I try not to put pressure on myself when creating a spread. It's always best when it comes together spontaneously. The secret is keeping a pantry and bar stocked with things you love - bonus points if they're pretty and remind you of vacation. For us it's tinned fish, potato chips, good cheese, fresh baked bread, sardines in the freezer (for grilling over the fire pit). A white port and tonic or ice cold bottle of crisp white wine is always welcome in the summer. I've also perfected the formula for my version of a perfect martini and am always ready to shake one up when called for. I'd be remiss if I didn't give a big shout out here to Salt and Time and Austin Shaker for making it easy to do. And icing on the cake of course is being able to share all that with friends, whether planned ahead or out of the blue. 

the perfect late afternoon spread :

"tinned fish, potato chips, good cheese, fresh baked bread, sardines in the freezer (for grilling over the fire pit). A white port and tonic or ice cold bottle of crisp white wine is always welcome in the summer."

I recently heard the quote “use the weekends to build the life that you want rather than recovering from the life that you have” — does that resonate for you, and if so, why?

 

Oh my, I really feel this one. Just being a human in the world right now is stressful, and I can easily get overwhelmed, especially when it feels like there is so much bad news going around. For the longest time it felt like I was slogging through the week and then trying to cram in as much as I could on the weekends, I think in an effort to make it feel meaningful. But I ended up feeling like I was drowning all week, and the weekends felt like just enough time to gasp a lungful of air before I was sucked down again. I knew it wasn't sustainable but I really struggled to find a path out of it.

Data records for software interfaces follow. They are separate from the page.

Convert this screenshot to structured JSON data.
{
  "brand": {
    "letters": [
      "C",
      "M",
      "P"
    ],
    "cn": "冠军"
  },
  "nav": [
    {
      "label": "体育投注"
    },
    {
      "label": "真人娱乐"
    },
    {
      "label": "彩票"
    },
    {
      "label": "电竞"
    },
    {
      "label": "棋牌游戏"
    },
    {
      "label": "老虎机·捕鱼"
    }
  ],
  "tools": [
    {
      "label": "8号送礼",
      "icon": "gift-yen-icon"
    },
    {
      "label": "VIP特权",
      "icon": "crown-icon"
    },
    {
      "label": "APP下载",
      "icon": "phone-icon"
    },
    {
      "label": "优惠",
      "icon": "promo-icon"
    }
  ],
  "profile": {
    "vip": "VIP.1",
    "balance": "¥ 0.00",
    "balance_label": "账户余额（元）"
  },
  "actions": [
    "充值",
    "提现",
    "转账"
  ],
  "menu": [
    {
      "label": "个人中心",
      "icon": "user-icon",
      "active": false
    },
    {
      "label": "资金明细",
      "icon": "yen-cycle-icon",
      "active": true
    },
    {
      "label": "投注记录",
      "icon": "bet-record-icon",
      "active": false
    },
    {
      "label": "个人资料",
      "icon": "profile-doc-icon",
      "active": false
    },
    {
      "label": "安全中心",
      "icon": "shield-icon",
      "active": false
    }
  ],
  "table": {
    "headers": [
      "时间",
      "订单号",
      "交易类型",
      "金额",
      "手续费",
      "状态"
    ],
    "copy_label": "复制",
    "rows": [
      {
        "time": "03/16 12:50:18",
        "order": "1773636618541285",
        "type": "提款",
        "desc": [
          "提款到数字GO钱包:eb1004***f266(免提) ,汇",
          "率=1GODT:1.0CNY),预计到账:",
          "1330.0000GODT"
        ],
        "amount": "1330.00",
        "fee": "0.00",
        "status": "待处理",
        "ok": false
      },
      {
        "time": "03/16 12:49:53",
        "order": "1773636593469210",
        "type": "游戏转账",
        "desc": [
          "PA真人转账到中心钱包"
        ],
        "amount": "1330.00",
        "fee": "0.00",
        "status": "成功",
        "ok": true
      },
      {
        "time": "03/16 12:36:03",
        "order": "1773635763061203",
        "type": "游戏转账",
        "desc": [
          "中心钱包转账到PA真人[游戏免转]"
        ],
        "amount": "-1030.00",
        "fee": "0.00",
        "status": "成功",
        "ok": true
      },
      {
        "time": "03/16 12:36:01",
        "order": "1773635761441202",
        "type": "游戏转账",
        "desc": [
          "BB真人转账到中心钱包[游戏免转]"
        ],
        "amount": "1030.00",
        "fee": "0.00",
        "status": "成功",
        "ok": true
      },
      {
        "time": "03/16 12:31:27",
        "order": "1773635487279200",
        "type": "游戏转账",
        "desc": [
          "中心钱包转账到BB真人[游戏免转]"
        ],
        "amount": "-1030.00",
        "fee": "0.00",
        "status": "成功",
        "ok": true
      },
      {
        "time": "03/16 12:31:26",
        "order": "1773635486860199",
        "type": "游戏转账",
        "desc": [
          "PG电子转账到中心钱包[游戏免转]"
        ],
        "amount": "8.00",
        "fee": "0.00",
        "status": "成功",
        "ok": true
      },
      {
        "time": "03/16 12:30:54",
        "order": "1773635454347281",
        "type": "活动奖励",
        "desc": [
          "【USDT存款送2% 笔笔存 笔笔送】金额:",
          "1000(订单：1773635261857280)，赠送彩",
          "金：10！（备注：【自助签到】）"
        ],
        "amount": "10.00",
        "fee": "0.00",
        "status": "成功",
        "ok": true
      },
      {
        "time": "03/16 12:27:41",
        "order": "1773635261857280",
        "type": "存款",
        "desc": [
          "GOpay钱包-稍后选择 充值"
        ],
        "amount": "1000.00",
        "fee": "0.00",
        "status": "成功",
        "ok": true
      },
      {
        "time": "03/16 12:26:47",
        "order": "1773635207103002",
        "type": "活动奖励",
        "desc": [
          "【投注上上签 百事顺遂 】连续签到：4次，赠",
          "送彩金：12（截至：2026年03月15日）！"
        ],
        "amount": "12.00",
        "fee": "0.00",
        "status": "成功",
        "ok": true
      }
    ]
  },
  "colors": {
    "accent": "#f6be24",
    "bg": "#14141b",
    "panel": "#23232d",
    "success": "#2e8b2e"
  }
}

The big turnaround for me came during that first summer of the pandemic. It felt like the whole world slowed down during those months, and I was able to truly begin to appreciate all the things I had to be grateful for - my job, my health, the health and safety of my family. For Creede and I our home really became our sanctuary, in a way that we had intended from the beginning but never quite realized. We were so focused externally, but now we had no choice but to look inwards. Since we couldn't go on vacation we tried to recreate our favorite vacation memories at home, mostly what we ate and drank. We expanded our cookbook collection and really leaned into making new things. I planted flowers for the first time and tried my hand at a vegetable garden. Now weekends are gloriously lazy, with usually very little planned. Morning crosswords and coffee in bed, a little yard work, a trip to the grocery store or book store, lazing around the pool in the summer. And as things have eased open we welcomed friends back into our house for long lazy dinners, which has been the greatest gift. More often than not these days the weekends end with me feeling rested and fulfilled. 

"More often than not these days the weekends end with me feeling rested and fulfilled. "